The biggest problem with this film is its stars Francesca Reale and Jaboukie Young-White didn’t have any chemistry and the script feels aggressively indie: like it is trying to hard to be twee and dare I say hipster.

I honestly found the movie to be quite annoying so you could say the script just didn’t work for me.

4 out of 10

Frown Worthy


I have a fondness for animator Will Vinton. My friend Stanford and I have reviewed the Puppetoon movies compiled of his films and interviewed Arnold Leibovit about them. We also reviewed his trippy The Many Adventures of Mark Twain for Obscure Animation. This documentary tells us Vinton’s story and how he almost became a mini-Walt Disney (which was his goal).

Then he becomes in bed with Phil Knight of Nike fame and his studio ends up becoming what we now know of as Liaka Studios invested in by Knight for his son Travis. I loved seeing all the old claymation by Vinton and his life was fascinating. This is another documentary that is basic but the subject matter is interesting enough to make it worth a watch

6 out of 10

Smile Worthy

No Man of God

I have no idea why Hollywood seems so fascinated with Ted Bundy? It seems like practically every day we here of a new movie or docuseries being made about him and his crimes. Maybe because he seemed handsome and charming? But why do we assume handsome and charming people cant be serial killers?

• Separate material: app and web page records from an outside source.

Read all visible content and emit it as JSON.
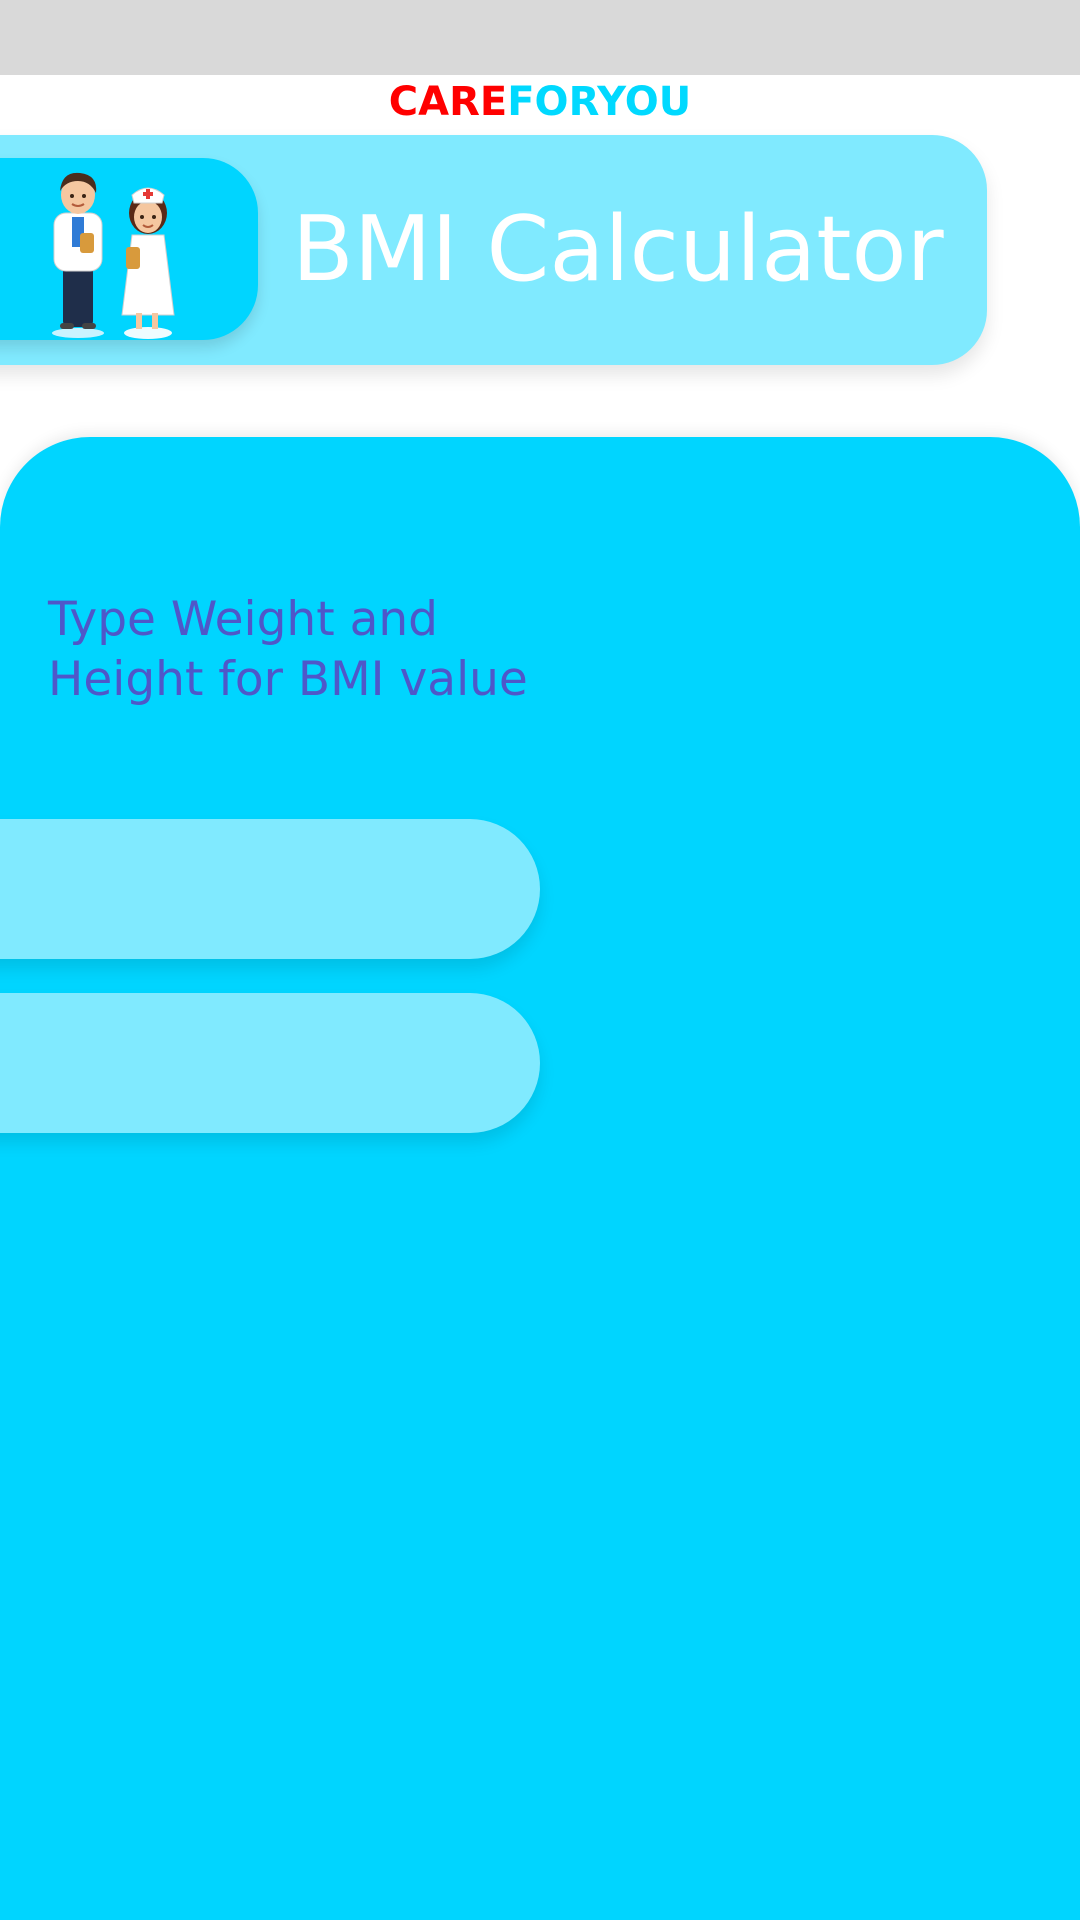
{
  "brand": {
    "part1": "CARE",
    "part2": "FORYOU",
    "part1_color": "#ff0000",
    "part2_color": "#00d9ff"
  },
  "header": {
    "title": "BMI Calculator",
    "illustration_icon": "doctor-and-nurse-icon"
  },
  "main": {
    "instruction_line1": "Type Weight and",
    "instruction_line2": "Height for BMI value",
    "weight_field": {
      "value": "",
      "placeholder": ""
    },
    "height_field": {
      "value": "",
      "placeholder": ""
    }
  },
  "colors": {
    "accent": "#00d5ff",
    "light_accent": "#80eaff",
    "instruction_text": "#4f57c9",
    "status_bar": "#d9d9d9"
  }
}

It’s weird and I was hoping this film might shed some light on the fascination but it really doesn’t. Elijah Wood plays Bill Hagmaier, an FBI agent sent to ‘profile’ Ted Bundy. This film is a lot better than the recent version starring Zac Efron (which I hated) but it still left me cold. What are we supposed to take away from this evil man? The script should have given me that insight.

4 out of 10

Frown Worthy

Roadrunner: A Film About Anthony Bourdain-

Kitchen Confidential is probably the first R rated memoir I’ve ever read. I picked it up at an airport in 2007 and despite the author Anthony Bourdain’s crass style I found the book to be completely mesmerizing. Evidently I wasn’t alone because Bourdain became a huge star on show after show after writing his memoir.

Bourdain, however, wasn’t entirely comfortable with the spotlight and sadly committed suicide in 2018. It’s all too prosaic at the beginning of the film when he says ‘this isn’t a story with a happy ending’. I appreciate this documentary doesn’t make him a squeaky clean character. He’s flawed, rude to his friends, difficult but so many people still loved him.

This film is done by the same people who made Won’t You Be My Neighbor which I adored and even though Bourdain is no Fred Rogers I feel both films get to authentic places about their subjects even if it is much sadder ending here.

8 out of 10

Smile Worthy